We all occasionally look for ways to earn some extra cash when the opportunity presents itself. And in a free society, it should be easy to provide goods or services to those who want them. But, as Katie discovers, there are consequences to simply meeting a customer’s needs if the government knows about it.
Starting a business is tough. Acquiring the skills necessary to succeed, attracting and retaining customers, and outcompeting the competition are not easy feats to accomplish. It can be even tougher once government regulations are thrown into the mix.
According to the National Small Business Association, the average small business spends $12,000 just to comply with the regulations. And that is after you get any occupational licenses (government mandated permission slips to work) that you might need. Occupational licenses usually come with hefty fees, lengthy and expensive educational requirements, and ongoing obligations to maintain the credential. Many occupations still require a license in spite of the overwhelming evidence that such requirements rarely achieve their goal of protecting public safety, and usually only serve as a mechanism for established businesses to keep out new competitors.
But how are the police involved? Well, government regulations are still laws, and enforcing the law is inherently violent. Yale law professor Stephen L. Carter explains, “Behind every exercise of law stands the sheriff – or the SWAT team – or if necessary the National Guard. Is this an exaggeration? Ask the family of Eric Garner, who died as a result of a decision to crack down on the sale of untaxed cigarettes.”
So, are police departments regularly using SWAT teams to raid un-licensed hair salons? Not typically. But, SWAT raids have increased dramatically in recent years, with deployments for increasingly trivial crimes. And aspiring hair care professionals are required to get an expensive cosmetology license in every state, with educational requirements averaging 372 days of training (far exceeding the training requirements for most Emergency Medical Technicians). The state of Arizona even cracked down on an un-licensed barber-in-training because he was giving free haircuts to the homeless. Giving free haircuts to the less fortunate shouldn’t be illegal.

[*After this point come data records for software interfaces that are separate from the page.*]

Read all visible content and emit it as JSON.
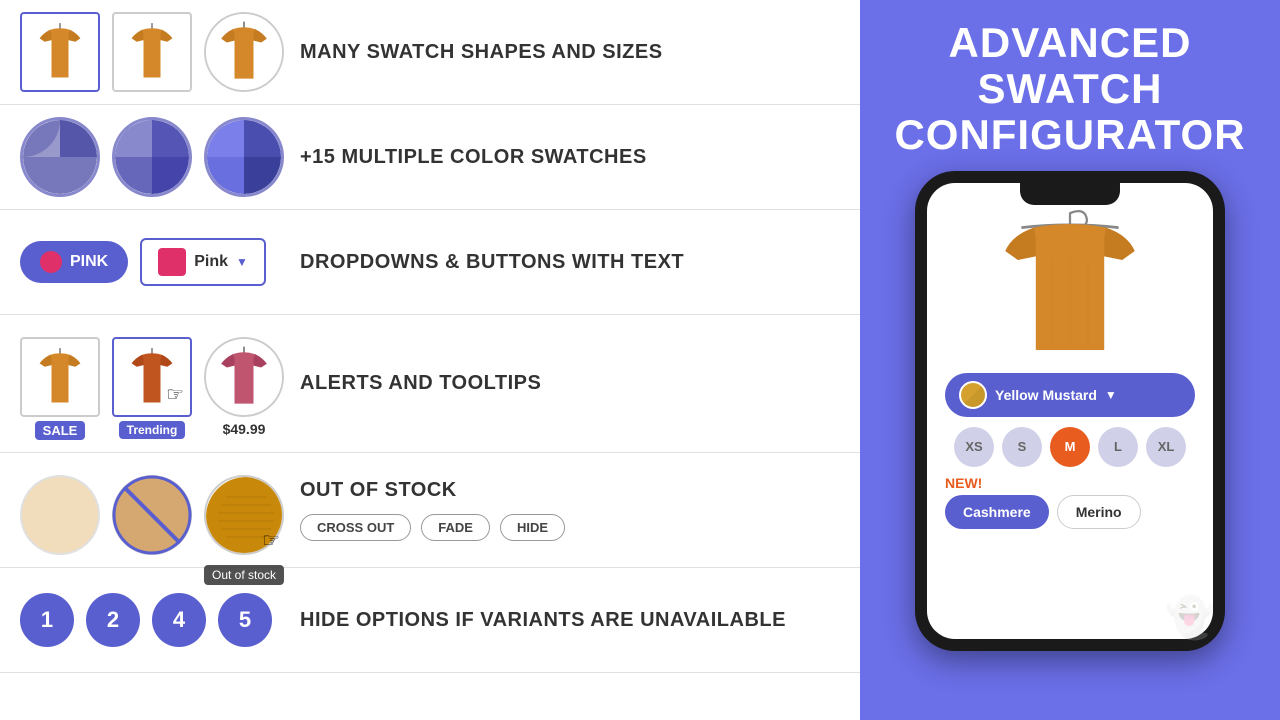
{
  "right": {
    "title_line1": "ADVANCED",
    "title_line2": "SWATCH",
    "title_line3": "CONFIGURATOR"
  },
  "rows": [
    {
      "id": "row1",
      "label": "MANY SWATCH SHAPES AND SIZES"
    },
    {
      "id": "row2",
      "label": "+15 MULTIPLE COLOR SWATCHES"
    },
    {
      "id": "row3",
      "label": "DROPDOWNS & BUTTONS WITH TEXT",
      "btn1": "PINK",
      "btn2": "Pink"
    },
    {
      "id": "row4",
      "label": "ALERTS AND TOOLTIPS",
      "badge1": "SALE",
      "badge2": "Trending",
      "price": "$49.99"
    },
    {
      "id": "row5",
      "label": "OUT OF STOCK",
      "tooltip": "Out of stock",
      "btn1": "CROSS OUT",
      "btn2": "FADE",
      "btn3": "HIDE"
    },
    {
      "id": "row6",
      "label": "HIDE OPTIONS IF VARIANTS ARE UNAVAILABLE",
      "nums": [
        "1",
        "2",
        "4",
        "5"
      ]
    }
  ],
  "phone": {
    "color_label": "Yellow Mustard",
    "sizes": [
      "XS",
      "S",
      "M",
      "L",
      "XL"
    ],
    "active_size": "M",
    "new_label": "NEW!",
    "material1": "Cashmere",
    "material2": "Merino"
  }
}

It’s time for a change. Government shouldn’t prevent people from providing services to those that want them. So, for all the side-hustlers out there, it’s crucial that we fully understand the nature of the law and the unintended consequences of having so many on the books. Only then can we challenge the status quo and protect our rights to peacefully earn a living.